Disinfection byproducts (DBPs) are a broad groups of compounds produced as an unwanted byproduct of disinfection of drinking water. Many of these compounds are assessed as potentially hazardous to human health, especially when ingested at high concentrations over a lifetime. The US EPA has regulated two groups of organic DBPs, the trihalomethanes (THMs) and the haloacetic acids (HAAs). It is generally understood and widely acknowledged that these two groups only represent a fraction of the DBPs formed in municipal drinking water. Accordingly, there is intense interest in identifying and controlling the other non-regulated DBPs that are deemed to be hazardous.Key to assessing and controlling emerging DBPs is an understanding of their formation and degradation in municipal drinking water systems. Most of the DBPs must be viewed as unstable or reactive intermediates. Thus, it is extremely important to know if they persist for periods of time too short to survive distribution to the consumers’ tap, or if they do persist and become ingested by the public. In addition it is important to understand how they form, and the impact of various treatment conditions on their formation. Armed with this knowledge, water treatment engineers will be much better able to protect the public from hazardous DBPs.
This work being conducted by UMass and at Yale University (in collaboration with CDM Consulting Engineers) focuses on developing models and new knowledge that helps in the prediction and understanding of key non-regulated DBPs; their expected concentrations, their degradation pathways, ways to accelerate their degradation, ways to minimize their formation.

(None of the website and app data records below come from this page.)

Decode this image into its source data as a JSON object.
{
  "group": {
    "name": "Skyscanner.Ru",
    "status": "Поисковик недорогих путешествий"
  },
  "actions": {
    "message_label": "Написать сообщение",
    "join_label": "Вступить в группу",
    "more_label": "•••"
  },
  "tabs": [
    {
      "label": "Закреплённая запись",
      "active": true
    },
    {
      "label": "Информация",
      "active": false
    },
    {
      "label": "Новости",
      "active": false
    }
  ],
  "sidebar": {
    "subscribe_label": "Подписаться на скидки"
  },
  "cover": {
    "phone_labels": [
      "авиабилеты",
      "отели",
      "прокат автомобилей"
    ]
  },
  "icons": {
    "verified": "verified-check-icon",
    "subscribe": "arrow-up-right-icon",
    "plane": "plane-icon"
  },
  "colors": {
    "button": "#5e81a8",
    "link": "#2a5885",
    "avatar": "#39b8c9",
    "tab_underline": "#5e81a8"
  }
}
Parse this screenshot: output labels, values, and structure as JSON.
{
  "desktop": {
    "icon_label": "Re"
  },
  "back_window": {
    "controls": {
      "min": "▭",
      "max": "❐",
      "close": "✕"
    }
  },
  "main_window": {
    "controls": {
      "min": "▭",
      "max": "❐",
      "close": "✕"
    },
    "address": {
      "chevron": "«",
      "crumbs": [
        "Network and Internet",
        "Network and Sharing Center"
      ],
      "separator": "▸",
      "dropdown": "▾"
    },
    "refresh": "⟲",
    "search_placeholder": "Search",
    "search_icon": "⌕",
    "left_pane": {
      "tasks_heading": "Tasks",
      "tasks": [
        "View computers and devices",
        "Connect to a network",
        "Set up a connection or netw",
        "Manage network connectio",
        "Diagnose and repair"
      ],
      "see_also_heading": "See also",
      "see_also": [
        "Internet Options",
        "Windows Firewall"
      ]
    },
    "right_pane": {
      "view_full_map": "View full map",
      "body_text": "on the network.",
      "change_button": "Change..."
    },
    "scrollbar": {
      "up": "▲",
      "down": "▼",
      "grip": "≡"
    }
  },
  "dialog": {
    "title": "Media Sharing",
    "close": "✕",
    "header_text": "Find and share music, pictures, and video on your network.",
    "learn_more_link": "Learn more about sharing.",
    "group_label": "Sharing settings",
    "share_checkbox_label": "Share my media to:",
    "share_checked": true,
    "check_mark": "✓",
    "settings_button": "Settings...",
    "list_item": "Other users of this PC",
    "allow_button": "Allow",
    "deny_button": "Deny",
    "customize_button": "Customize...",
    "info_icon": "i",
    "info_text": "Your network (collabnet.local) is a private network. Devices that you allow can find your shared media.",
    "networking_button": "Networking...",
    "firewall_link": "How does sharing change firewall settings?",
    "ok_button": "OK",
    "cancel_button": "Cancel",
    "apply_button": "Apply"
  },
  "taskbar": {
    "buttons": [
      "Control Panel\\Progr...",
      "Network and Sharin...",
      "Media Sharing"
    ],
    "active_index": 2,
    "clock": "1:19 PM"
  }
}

These studies are conducted with the active participation of a dozen drinking water utilities. For more click on the link below:
CDM Smith team: Janice Skadsen, Ann Mikelonis, Kati Bell